I am thinking about the Alabama Heartsong Retreat  in a few weeks and remembering people who have attended in the past, like “Andy.”

Andy was a handsome Italian man in his 20’s in 1998.  He was a loving father, a devoted son, a caring brother, and a committed life partner.  I remember his health had deteriorated quite a bit and he came to the clinic in a wheelchair.  He was always an optimist and he still cared about whomever he met.  He never sat silently by anyone in the waiting room and before they knew it, he had coached them to keep on living life to its fullest.

Andy looked at me at the clinic that day and said “I’m going to Heartsong in a couple of weeks.” I didn’t see how it would be physically possible for him.  But I told him if he wanted to go, we would help him.  His mother later said he couldn’t go to Heartsong unless Carol Linn, one of our clinic nurses, went with him to give him the daily infusions he needed.  So Carol said she would go if Andy wanted to be there.

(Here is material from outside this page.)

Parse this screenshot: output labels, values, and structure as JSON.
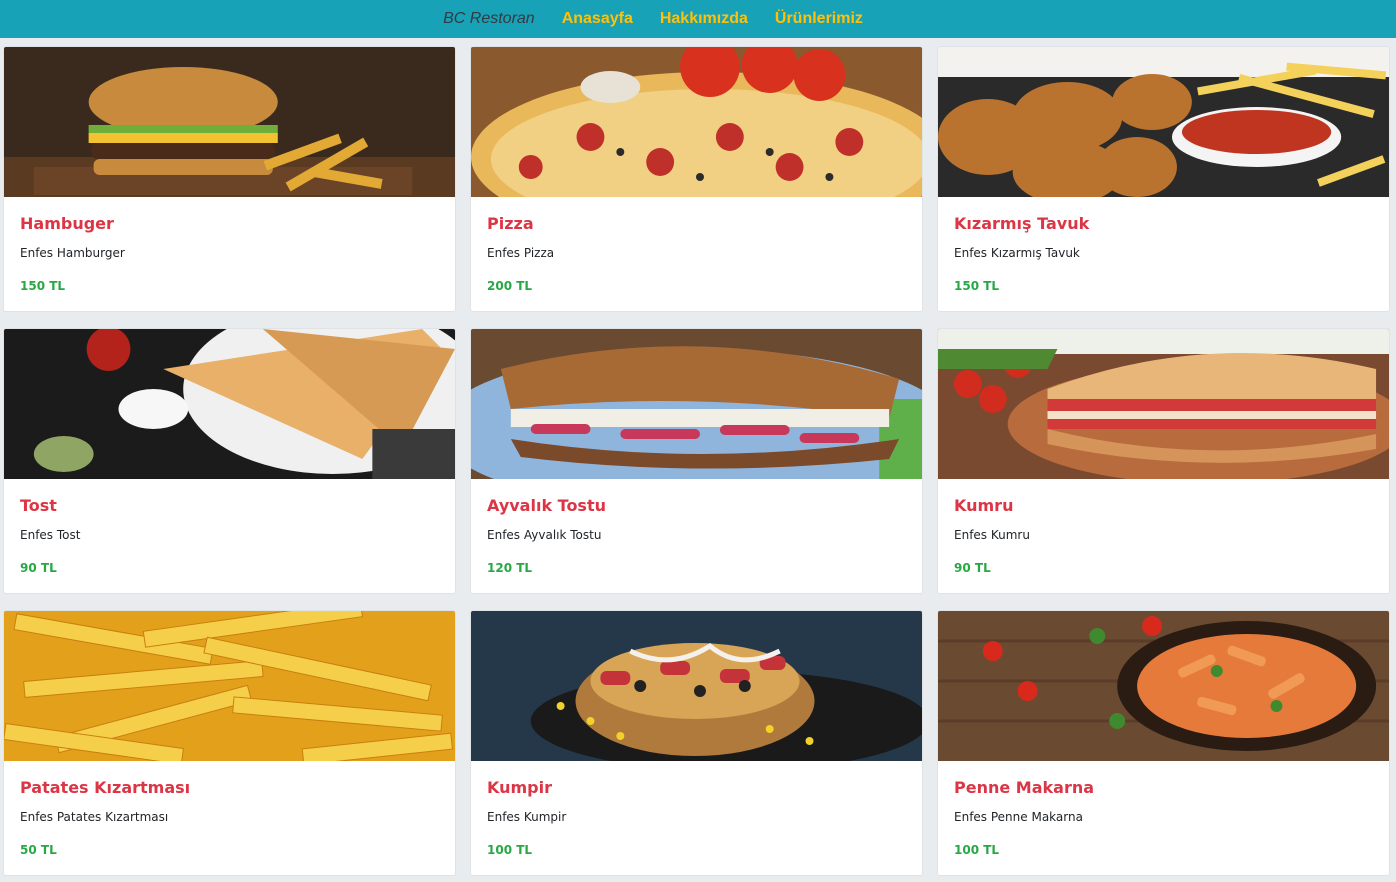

When Andy arrived at Heartsong, it was incredible to see participants take the time to help him with various activities. At mealtimes different people carried his tray or pushed his wheelchair.  Everyone wanted to sit by him.  During workshop activities, many were inspired by his willingness to try to participate though his frail body made it difficult.  He had to nap in his room during some sessions so that he would have the strength to come to the large group gatherings.  When Andy spoke in large group, everyone listened.

Kelly Ross-Davis, our Director of Education at the clinic wrote about that experience:

Andy received his care at our clinic.   No, I think Andy taught our clinic about care. While I didn’t often work directly with Andy, I heard the stories of his remarkable courage and uplifting spirit despite the incredible pain in much of his body.

I was privileged to experience Andy’s amazing heart up close.  In our small group, we were tracing the outline of our bodies on a large white paper in an exercise as we defined ourselves from our head to our feet.  Carol and some dear friends patiently and lovingly assisted him as he got out of his wheelchair and laid on his back as we traced his body.  While other participants laughed and relaxed as they worked on their projects, Andy was intently focused on his.  I wondered if it was his way of finding some closure – saying goodbye to his physical body and embracing his eternal soul.

Harry Wingfield, another Heartsong Retreat participant that year, said that when it came time for the “nature walk,” Andy couldn’t go outside, so he stayed behind with him.  Harry added,

We talked about a lot of things related to living with this illness.  But Andy looked up at me and said that he thought he was ready to let go (die), but there were so many people to take care of in his own family, he didn’t know what to do.  He was so tired, but he also didn’t want to let them down.  I suggested to him that maybe it was time to take care of himself and that it would be ok for him to talk to them about it, and to let go if that is what he wanted to do.

One night when Carol was giving Andy his treatment in his room he said he wanted to call his son at home.  This was before cell phones were common and so Carol pushed his wheelchair into the hallway where the one wall phone was located. Carol said,

I sat with him as he called home and asked his partner if his son was already asleep.  I could tell he said yes by the disappointment on his face.  He was already asleep and he would miss talking with him.  And then, Andy asked him if he would put the phone by his son’s face and let him just listen to him breathe for a short time.  After a couple of minutes he hung up and said to me ‘Carol, that is the most beautiful sound in the world to listen to your own son breathe peacefully in his sleep.’  I knew then he was one of the best dads I had ever known.

At the end of the retreat, Andy said to me as he was leaving, “I am at peace now, Malcolm.  I finally have peace.”  His face was beaming.  He really was at peace and he had shared it with all of us.

Just six weeks later, Andy died a couple of days after Easter.

Andy is one of the reasons I go to the Heartsong Retreat every year. And Carol, and Kelly, and Harry also give me hope to return to Heartsong.

You just never know who might give you peace and hope this year.

(More information about how you can help sponsor a retreat participant.)